Four of six patients had no cancer recurrence after 25 months. The other two patients who had more advanced melanoma were also then treated with therapies which block cancer’s ability to suppress the immune system. These patients also came through with flying colors, having tumor regression.
The study was kept small to determine the safety of the vaccines and assess possible side effects. The study participants experienced mild flu-like symptoms, rash, injection site reactions and fatigue. There were no serious or long-term problems.
Dr. Catherine Wu, a physician-scientist at the Dana-Farber Cancer Institute in Boston, led one of the new studies. She stated, “Many other cancers might benefit from this approach.”
Dr. Ugur Sahin at the University Medical Center of the Johannes Gutenberg University and Biopharmaceutical New Technologies Corporation, both in Mainz, Germany, led another, similar study. They created personalized vaccines for each individual’s mutated cells.
This study was slightly larger, but still small, as phase I clinical trials usually are. They needed to safely find the correct dose to maximize results and minimize side-effects.
Eight of thirteen participants stayed clear of tumors after 23 months. The rest had tumor relapses, but one of them experienced cancer regression after checkpoint-blockade therapy was used to enhance the immune system.
Researchers are testing vaccines on bladder cancer, brain cancer, breast cancer, cervical cancer, colorectal cancer, kidney cancer, leukemia, lung cancer, myeloma, pancreatic and prostate cancer.
Where are trials being conducted?
Most cancer vaccines are available only through clinical trials. Researchers have specific criteria patients need to meet to qualify for these trials.
Research studies use volunteers to conduct studies, learning about new treatments or combining other treatments. These are known as clinical trials. Participants are closely monitored and cared for during these studies.
According to cancer.net, less than 5 percent of adult patients take part in these trials, even though new treatments could offer hope. At least 60 percent of children with cancer participate in trials, and children are known to have a higher survival rate than adults with cancer.
Your doctor may know of trials, and they can also be found online on cancer.net. Your doctor may not know of all available trials, so it is good to do your own research also.
Dr. Cornelius Melief, a physician-scientist at Leiden University Medical Center in the Netherlands, said that there need to be larger studies, but that “these are exciting times.
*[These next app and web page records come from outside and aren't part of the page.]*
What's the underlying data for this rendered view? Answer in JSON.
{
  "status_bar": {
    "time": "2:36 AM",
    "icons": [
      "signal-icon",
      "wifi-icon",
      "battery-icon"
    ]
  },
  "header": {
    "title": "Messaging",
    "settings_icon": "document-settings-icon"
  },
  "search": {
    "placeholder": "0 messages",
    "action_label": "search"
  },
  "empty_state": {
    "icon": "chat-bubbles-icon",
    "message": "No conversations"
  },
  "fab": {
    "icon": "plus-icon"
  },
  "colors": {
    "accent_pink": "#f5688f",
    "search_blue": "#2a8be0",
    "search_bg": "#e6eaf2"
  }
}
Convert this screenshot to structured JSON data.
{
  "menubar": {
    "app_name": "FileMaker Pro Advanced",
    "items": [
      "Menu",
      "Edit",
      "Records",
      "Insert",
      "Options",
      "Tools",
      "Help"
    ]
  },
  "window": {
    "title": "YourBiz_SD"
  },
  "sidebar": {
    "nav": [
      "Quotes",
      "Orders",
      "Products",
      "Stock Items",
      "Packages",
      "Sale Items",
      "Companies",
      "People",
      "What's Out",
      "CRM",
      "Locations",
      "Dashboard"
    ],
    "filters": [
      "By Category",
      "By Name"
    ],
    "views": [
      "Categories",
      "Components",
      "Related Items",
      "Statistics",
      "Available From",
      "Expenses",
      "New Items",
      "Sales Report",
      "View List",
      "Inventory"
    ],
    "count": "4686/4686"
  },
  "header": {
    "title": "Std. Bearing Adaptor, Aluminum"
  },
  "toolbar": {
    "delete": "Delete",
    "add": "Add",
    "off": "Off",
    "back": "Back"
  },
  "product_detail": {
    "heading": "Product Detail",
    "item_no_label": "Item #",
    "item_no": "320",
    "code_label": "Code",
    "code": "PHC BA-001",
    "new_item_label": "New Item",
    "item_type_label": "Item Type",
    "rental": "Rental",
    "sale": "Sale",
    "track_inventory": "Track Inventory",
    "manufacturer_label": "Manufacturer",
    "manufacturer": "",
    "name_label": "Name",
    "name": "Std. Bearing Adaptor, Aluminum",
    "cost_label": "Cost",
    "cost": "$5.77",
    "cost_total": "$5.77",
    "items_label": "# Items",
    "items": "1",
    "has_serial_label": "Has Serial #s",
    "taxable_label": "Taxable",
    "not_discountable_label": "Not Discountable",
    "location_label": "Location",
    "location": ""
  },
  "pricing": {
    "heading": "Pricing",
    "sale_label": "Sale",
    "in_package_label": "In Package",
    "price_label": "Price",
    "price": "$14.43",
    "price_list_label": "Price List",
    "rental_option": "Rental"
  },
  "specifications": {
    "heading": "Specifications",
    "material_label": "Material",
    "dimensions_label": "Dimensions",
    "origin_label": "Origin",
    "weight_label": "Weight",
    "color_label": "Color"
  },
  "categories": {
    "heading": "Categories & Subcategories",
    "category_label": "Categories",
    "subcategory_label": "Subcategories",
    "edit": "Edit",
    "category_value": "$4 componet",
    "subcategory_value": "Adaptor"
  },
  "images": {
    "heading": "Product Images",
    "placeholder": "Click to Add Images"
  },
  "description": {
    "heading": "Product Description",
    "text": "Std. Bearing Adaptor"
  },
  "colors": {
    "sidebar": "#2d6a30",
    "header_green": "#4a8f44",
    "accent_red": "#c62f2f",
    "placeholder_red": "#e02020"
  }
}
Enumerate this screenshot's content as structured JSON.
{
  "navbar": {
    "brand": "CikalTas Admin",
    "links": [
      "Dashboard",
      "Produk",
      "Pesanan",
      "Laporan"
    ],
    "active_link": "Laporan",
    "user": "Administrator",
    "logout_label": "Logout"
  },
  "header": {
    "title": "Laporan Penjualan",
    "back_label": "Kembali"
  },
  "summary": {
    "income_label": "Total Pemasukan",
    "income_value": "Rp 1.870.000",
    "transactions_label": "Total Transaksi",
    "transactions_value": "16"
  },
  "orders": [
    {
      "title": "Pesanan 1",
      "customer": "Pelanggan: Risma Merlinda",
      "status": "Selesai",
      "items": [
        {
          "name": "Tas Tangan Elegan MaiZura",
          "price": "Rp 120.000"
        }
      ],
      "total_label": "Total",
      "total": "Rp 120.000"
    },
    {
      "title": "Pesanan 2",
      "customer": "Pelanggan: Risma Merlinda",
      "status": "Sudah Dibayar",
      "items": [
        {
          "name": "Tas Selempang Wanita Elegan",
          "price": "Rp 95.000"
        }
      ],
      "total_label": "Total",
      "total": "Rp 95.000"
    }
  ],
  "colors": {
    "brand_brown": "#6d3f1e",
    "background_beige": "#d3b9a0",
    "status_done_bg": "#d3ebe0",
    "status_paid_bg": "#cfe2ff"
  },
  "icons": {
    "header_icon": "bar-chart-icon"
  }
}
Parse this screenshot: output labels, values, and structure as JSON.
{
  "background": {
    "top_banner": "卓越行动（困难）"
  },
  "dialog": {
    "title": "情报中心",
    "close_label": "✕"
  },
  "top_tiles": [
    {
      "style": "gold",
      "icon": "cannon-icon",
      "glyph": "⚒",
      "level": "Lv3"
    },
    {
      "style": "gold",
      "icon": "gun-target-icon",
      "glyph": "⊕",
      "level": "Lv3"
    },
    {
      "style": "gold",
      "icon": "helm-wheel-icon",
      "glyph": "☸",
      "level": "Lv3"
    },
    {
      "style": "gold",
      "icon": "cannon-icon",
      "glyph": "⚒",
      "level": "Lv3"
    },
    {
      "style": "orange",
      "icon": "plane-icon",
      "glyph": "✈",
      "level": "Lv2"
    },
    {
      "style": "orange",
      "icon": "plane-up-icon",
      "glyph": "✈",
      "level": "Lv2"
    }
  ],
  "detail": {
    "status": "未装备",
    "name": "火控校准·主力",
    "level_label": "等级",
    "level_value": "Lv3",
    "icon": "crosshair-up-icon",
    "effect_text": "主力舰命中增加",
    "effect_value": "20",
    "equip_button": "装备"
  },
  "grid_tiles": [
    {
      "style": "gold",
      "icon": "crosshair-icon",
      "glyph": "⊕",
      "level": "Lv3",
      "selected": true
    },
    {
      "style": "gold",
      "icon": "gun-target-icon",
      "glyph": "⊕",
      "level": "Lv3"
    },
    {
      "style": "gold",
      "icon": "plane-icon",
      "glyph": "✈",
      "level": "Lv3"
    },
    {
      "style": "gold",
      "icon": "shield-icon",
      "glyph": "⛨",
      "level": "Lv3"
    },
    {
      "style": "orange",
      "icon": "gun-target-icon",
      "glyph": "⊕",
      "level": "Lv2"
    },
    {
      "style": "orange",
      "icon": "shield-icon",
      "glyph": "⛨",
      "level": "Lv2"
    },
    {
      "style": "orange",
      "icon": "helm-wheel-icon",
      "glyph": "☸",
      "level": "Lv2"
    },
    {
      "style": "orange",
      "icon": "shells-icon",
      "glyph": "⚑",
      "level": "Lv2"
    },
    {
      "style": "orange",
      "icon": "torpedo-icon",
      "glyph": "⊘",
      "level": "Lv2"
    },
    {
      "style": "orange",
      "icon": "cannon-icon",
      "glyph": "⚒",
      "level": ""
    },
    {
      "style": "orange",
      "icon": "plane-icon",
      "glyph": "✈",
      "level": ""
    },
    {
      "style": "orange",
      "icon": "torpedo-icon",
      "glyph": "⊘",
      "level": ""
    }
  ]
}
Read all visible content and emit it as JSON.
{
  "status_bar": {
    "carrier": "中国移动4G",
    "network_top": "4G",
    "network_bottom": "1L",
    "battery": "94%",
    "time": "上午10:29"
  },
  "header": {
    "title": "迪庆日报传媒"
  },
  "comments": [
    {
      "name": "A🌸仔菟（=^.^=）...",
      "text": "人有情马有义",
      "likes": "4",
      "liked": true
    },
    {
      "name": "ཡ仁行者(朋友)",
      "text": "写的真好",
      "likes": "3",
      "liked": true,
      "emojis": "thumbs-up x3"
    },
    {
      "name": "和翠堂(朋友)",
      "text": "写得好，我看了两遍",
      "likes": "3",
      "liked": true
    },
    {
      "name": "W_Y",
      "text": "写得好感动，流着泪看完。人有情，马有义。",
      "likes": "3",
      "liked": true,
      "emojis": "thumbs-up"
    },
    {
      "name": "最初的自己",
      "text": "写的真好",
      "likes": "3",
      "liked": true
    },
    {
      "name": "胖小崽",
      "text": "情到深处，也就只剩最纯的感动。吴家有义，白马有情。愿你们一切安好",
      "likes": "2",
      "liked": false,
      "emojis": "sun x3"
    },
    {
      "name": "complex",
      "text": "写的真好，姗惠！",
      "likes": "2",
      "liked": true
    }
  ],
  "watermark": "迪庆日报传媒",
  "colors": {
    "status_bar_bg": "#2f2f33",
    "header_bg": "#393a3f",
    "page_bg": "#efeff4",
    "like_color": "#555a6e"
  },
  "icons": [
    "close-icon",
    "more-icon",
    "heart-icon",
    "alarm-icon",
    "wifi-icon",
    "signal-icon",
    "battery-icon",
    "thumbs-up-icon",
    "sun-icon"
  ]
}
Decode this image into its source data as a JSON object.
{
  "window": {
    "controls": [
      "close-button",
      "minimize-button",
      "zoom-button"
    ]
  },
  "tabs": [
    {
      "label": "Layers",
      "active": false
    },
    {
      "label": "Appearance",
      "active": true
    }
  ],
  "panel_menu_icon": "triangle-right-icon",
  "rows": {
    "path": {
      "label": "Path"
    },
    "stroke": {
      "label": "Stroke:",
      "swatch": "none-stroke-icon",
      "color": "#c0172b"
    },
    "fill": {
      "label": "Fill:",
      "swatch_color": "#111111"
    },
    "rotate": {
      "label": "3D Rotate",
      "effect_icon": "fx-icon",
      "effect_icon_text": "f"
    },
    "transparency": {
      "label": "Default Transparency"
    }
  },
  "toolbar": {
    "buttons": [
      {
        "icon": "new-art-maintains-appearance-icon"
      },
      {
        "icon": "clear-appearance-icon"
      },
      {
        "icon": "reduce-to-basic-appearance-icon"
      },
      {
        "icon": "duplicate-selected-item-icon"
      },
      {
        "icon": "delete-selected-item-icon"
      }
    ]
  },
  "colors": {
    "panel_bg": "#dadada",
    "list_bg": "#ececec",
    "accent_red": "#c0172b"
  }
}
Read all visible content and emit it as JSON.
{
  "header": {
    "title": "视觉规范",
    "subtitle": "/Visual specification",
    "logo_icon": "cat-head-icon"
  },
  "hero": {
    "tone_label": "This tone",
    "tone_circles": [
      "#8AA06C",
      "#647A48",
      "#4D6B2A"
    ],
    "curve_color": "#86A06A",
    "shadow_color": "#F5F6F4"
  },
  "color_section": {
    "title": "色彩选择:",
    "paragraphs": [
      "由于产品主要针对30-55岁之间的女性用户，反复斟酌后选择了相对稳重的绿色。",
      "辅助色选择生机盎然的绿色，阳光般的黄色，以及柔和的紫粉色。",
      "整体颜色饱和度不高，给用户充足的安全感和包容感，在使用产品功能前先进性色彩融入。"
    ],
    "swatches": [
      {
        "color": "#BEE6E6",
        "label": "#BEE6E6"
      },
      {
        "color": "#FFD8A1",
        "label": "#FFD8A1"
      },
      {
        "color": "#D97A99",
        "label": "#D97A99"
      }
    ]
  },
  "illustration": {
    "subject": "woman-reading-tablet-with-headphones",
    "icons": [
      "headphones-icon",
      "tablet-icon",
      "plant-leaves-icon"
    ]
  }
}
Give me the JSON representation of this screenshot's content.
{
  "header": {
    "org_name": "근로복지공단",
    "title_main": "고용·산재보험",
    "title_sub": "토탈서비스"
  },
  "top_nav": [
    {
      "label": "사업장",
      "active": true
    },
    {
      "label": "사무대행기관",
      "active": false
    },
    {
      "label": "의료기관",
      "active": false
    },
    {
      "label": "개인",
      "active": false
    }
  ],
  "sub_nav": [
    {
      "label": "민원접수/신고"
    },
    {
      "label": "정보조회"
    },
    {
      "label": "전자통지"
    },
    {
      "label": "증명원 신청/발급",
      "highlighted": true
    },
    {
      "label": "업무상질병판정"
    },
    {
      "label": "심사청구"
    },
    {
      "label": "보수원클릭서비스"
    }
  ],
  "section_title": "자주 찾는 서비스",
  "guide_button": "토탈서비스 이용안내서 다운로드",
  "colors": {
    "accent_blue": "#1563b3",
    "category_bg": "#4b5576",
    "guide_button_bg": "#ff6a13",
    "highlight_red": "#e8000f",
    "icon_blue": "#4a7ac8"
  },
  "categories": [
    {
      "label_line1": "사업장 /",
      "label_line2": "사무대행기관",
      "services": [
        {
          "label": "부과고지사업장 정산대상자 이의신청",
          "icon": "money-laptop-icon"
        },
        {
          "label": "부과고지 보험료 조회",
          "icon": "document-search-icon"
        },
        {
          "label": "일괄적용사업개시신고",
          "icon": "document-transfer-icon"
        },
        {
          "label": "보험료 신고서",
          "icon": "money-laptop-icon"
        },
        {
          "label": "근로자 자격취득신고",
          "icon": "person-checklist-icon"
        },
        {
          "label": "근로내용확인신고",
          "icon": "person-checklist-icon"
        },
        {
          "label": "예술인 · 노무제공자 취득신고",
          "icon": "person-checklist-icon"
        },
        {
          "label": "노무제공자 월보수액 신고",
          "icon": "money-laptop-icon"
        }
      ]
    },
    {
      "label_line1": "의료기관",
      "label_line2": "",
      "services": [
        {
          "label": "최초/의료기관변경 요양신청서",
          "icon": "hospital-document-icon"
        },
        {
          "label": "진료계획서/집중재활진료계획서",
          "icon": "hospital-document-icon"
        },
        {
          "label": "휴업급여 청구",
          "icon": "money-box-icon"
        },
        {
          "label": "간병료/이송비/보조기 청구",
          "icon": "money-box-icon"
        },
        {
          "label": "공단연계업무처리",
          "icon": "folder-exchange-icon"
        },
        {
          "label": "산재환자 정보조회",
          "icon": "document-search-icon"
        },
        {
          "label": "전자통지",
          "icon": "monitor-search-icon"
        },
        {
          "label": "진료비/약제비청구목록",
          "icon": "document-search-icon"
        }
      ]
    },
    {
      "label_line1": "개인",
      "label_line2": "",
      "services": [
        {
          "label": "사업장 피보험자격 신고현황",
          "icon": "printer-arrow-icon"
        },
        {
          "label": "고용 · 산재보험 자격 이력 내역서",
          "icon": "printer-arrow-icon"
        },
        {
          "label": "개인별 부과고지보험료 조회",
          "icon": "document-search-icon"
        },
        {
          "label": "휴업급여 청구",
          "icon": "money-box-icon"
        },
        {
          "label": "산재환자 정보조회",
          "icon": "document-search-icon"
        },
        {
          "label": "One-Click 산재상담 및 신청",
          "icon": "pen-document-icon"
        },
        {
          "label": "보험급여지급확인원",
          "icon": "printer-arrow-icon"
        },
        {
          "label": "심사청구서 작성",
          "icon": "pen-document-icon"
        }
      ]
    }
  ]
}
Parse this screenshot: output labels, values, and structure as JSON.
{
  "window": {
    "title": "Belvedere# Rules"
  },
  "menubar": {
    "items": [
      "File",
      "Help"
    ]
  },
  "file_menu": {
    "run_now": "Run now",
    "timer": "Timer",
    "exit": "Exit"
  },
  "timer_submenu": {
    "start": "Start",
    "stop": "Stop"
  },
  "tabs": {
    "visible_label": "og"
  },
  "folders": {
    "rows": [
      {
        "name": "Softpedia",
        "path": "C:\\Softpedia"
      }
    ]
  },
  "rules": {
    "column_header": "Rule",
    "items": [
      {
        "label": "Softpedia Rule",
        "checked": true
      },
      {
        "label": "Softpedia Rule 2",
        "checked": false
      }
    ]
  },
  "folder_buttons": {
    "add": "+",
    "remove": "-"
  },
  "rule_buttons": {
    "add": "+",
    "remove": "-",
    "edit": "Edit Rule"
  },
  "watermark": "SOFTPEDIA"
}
I think we are in for game changers in cancer.”
Cancer treatment vaccines are still in the early phases of study, yet are experiencing successful results. With researchers building on their knowledge with each passing clinical trial, the future of treatment is looking hopeful.